The prediction model uses the light gradient-boosting machine (lightGBM), a gradient-boosting framework based on a decision tree algorithm.

In this case, the model predicts the titer concentration of mRNA vaccine immunological performance.

First… what is a decision tree?

Decision Trees

A decision tree uses follow-up questions to separate and categorize data. Here’s an example of a simple decision tree:

The problem with decision trees is their tendency to overfit. Overfitting happens when the model fits too closely to the training set and fails to generalize for the important patterns.

One method to reduce overfitting error is using a random forest.

Random Forests
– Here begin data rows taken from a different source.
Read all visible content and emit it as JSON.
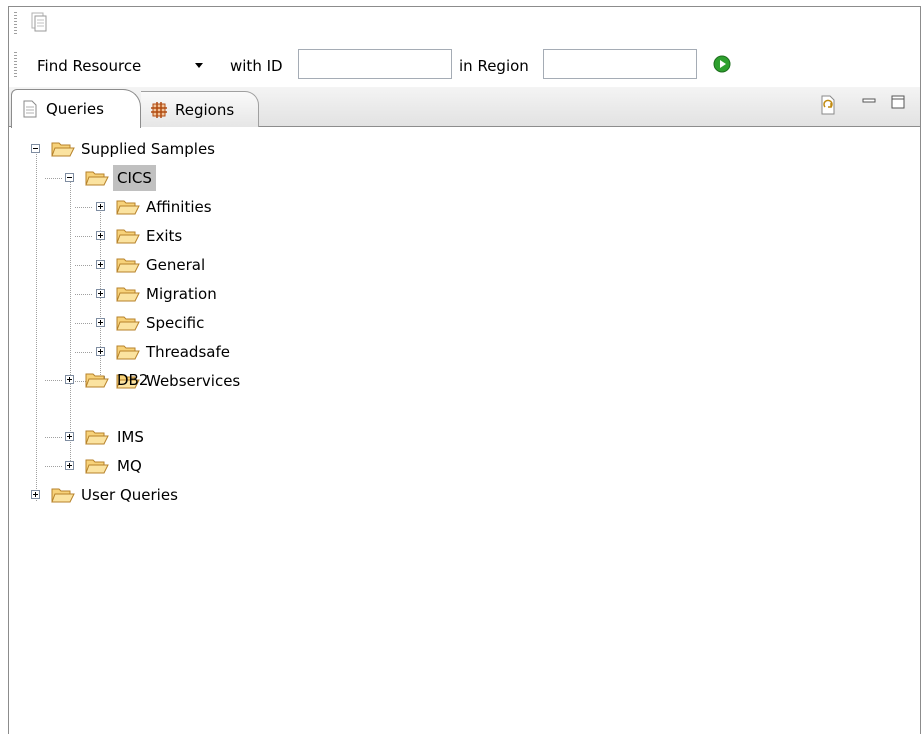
{
  "toolbar": {
    "find_label": "Find Resource",
    "with_id_label": "with ID",
    "with_id_value": "",
    "in_region_label": "in Region",
    "in_region_value": ""
  },
  "tabs": [
    {
      "label": "Queries",
      "icon": "document-icon",
      "active": true
    },
    {
      "label": "Regions",
      "icon": "regions-grid-icon",
      "active": false
    }
  ],
  "tree": {
    "root_1": "Supplied Samples",
    "cics": "CICS",
    "cics_children": [
      "Affinities",
      "Exits",
      "General",
      "Migration",
      "Specific",
      "Threadsafe",
      "Webservices"
    ],
    "db2": "DB2",
    "ims": "IMS",
    "mq": "MQ",
    "root_2": "User Queries"
  },
  "colors": {
    "folder_fill": "#f7d27a",
    "folder_stroke": "#b7822a",
    "go_green": "#2ea02e",
    "selection": "#c0c0c0"
  }
}
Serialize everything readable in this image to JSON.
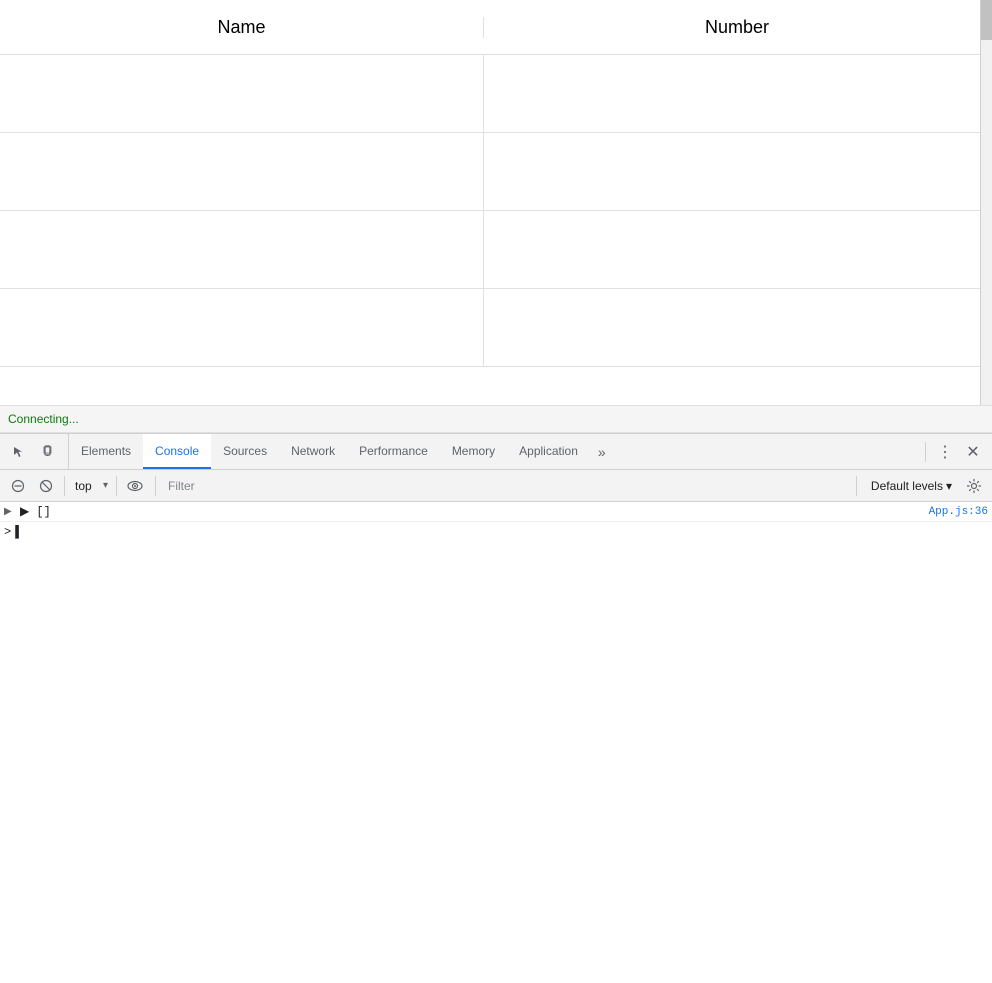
{
  "table": {
    "columns": [
      {
        "id": "name",
        "label": "Name"
      },
      {
        "id": "number",
        "label": "Number"
      }
    ],
    "rows": [
      {
        "name": "",
        "number": ""
      },
      {
        "name": "",
        "number": ""
      },
      {
        "name": "",
        "number": ""
      },
      {
        "name": "",
        "number": ""
      }
    ]
  },
  "connecting": {
    "text": "Connecting..."
  },
  "devtools": {
    "tabs": [
      {
        "id": "elements",
        "label": "Elements",
        "active": false
      },
      {
        "id": "console",
        "label": "Console",
        "active": true
      },
      {
        "id": "sources",
        "label": "Sources",
        "active": false
      },
      {
        "id": "network",
        "label": "Network",
        "active": false
      },
      {
        "id": "performance",
        "label": "Performance",
        "active": false
      },
      {
        "id": "memory",
        "label": "Memory",
        "active": false
      },
      {
        "id": "application",
        "label": "Application",
        "active": false
      }
    ],
    "more_label": "»",
    "dots_label": "⋮",
    "close_label": "✕"
  },
  "console_toolbar": {
    "context_options": [
      "top"
    ],
    "context_selected": "top",
    "filter_placeholder": "Filter",
    "default_levels_label": "Default levels",
    "dropdown_arrow": "▾"
  },
  "console_log": {
    "array_label": "▶ []",
    "source_link": "App.js:36",
    "input_prompt": ">"
  }
}
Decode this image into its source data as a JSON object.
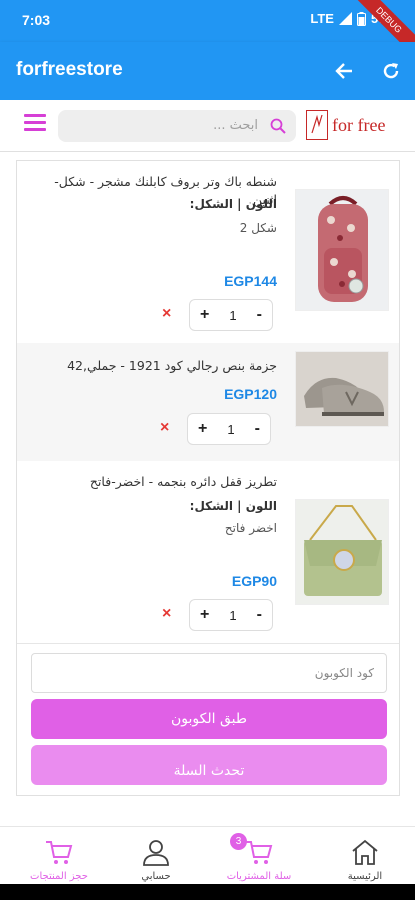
{
  "status_bar": {
    "time": "7:03",
    "network": "LTE",
    "battery": "57%",
    "debug_label": "DEBUG"
  },
  "app_bar": {
    "title": "forfreestore"
  },
  "search": {
    "placeholder": "ابحث ...",
    "logo_text": "for free"
  },
  "cart_items": [
    {
      "title": "شنطه باك وتر بروف كابلنك مشجر - شكل-اثنين",
      "attr_label": "اللون | الشكل:",
      "attr_value": "شكل 2",
      "price": "EGP144",
      "quantity": "1",
      "image": "floral-backpack"
    },
    {
      "title": "جزمة بنص رجالي كود 1921 - جملي,42",
      "price": "EGP120",
      "quantity": "1",
      "image": "grey-suede-loafers"
    },
    {
      "title": "تطريز قفل دائره بنجمه - اخضر-فاتح",
      "attr_label": "اللون | الشكل:",
      "attr_value": "اخضر فاتح",
      "price": "EGP90",
      "quantity": "1",
      "image": "green-embroidered-bag"
    }
  ],
  "controls": {
    "minus": "-",
    "plus": "+",
    "remove": "×"
  },
  "coupon": {
    "placeholder": "كود الكوبون",
    "apply_label": "طبق الكوبون",
    "update_label": "تحدث السلة"
  },
  "bottom_nav": {
    "items": [
      {
        "label": "حجز المنتجات",
        "icon": "cart-icon",
        "active": true
      },
      {
        "label": "حسابي",
        "icon": "user-icon",
        "active": false
      },
      {
        "label": "سلة المشتريات",
        "icon": "cart-icon",
        "active": true,
        "badge": "3"
      },
      {
        "label": "الرئيسية",
        "icon": "home-icon",
        "active": false
      }
    ]
  },
  "colors": {
    "primary": "#2196f3",
    "accent": "#e060e6",
    "price": "#1e88e5",
    "remove": "#e53935"
  }
}
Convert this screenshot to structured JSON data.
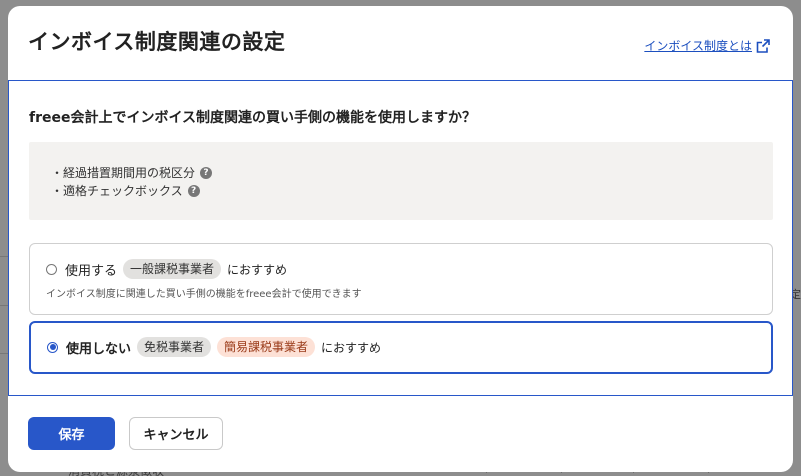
{
  "background": {
    "row_text": "消費税と源泉徴収",
    "edge_text": "設定"
  },
  "modal": {
    "title": "インボイス制度関連の設定",
    "header_link": "インボイス制度とは",
    "question": "freee会計上でインボイス制度関連の買い手側の機能を使用しますか？",
    "info_items": [
      "・経過措置期間用の税区分",
      "・適格チェックボックス"
    ],
    "options": [
      {
        "label": "使用する",
        "tags": [
          "一般課税事業者"
        ],
        "suffix": "におすすめ",
        "description": "インボイス制度に関連した買い手側の機能をfreee会計で使用できます",
        "selected": false
      },
      {
        "label": "使用しない",
        "tags": [
          "免税事業者",
          "簡易課税事業者"
        ],
        "suffix": "におすすめ",
        "selected": true
      }
    ],
    "buttons": {
      "save": "保存",
      "cancel": "キャンセル"
    }
  },
  "colors": {
    "primary": "#2857c9",
    "info_bg": "#f3f2f0",
    "tag_gray": "#e2e1df",
    "tag_orange": "#fde1d6",
    "overlay": "#8d8d8d"
  },
  "icons": {
    "external_link": "external-link-icon",
    "help": "question-circle-icon"
  }
}
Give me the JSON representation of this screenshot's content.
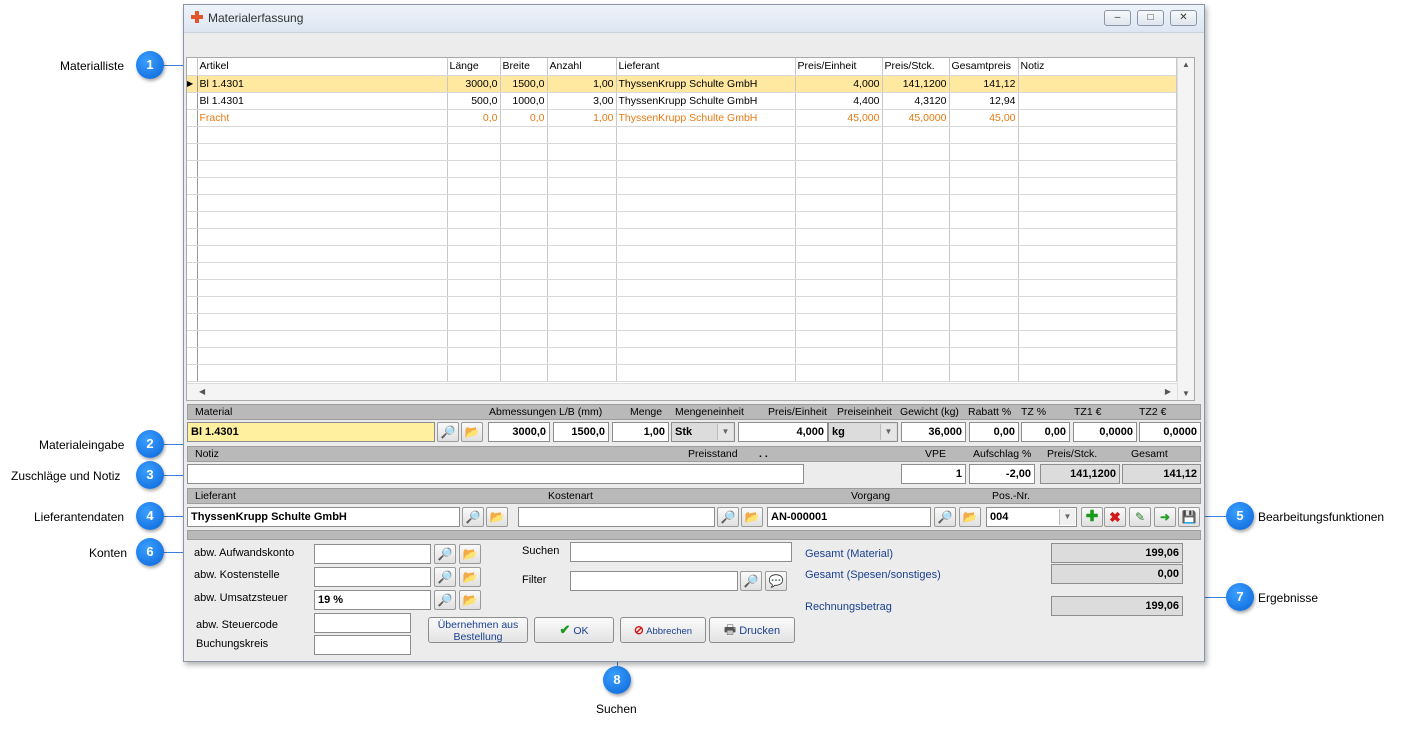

Random forests combine many decision trees to enhance accuracy and performance. Each tree in the random forest has its prediction, and the class with the most votes or the average becomes the model’s prediction.

Random forests use the bagging method to combine many decision trees and create an ensemble.

And… what is bagging?


Bagging (or bootstrap aggregation) involves decision trees randomly sampling from the dataset. Instead of taking all, each tree takes part of the data. Individual trees make decisions based on their selection of data points and predict outcomes solely on these points.

The trees train on different data in each random forest and use various features to make decisions. The variation provides a buffer for the trees, minimizing errors and incorrect predictions.

The bagging process only uses about two-thirds of the data so that the remaining third can be used as a test set.

Random forests are great because they randomize trees' construction to get various predictions.

However, the algorithm must build and evaluate each decision tree independently, making random forests harder to interpret and slower to build.

To address this issue, an alternative to random forests is gradient boosting.

Gradient Boosted Decision Trees

Like random forests, gradient-boosted decision trees (GBDTs) also combine decision trees to enhance prediction accuracy. Instead of using bagging, GBDTs use the boosting method to connect the trees.


Boosting combines learning algorithms to achieve a strong learner from a series of weak learners.

Weak learners are models that perform slightly better than random guessings but aren’t great by themselves (such as regression or shallow decision trees). Strong learners are models that have arbitrarily good accuracy.

In GBDT algorithms, the weak learners are decision trees.

Each tree attempts to minimize the errors of the previous tree. While individual trees are weak learners, adding many trees in series makes boosting a highly efficient and accurate model. Instead of bootstrap sampling, the tree fits on a modified version of the initial dataset.

Ground truth is the target for training or validating the model with a labelled dataset.


Turns out, the lightGBM model performed well.

The MAE and RMSE were 0.2 and 0.3 log10 units for the training and validation set, corresponding to the error commonly seen in the experiments. The R² is above 0.9, showing that this model has covered the major factors influencing variation in the IgG tiger.

While the ionizable lipid and LNP formulations for COVID-19 vaccines have been settled, the results showcase the capabilities of machine learning for drug formulation predictions.

It’s only becoming increasingly popular: if you search “machine learning directed drug formulation development,” the list of research papers does not stop — and they’re recent, too.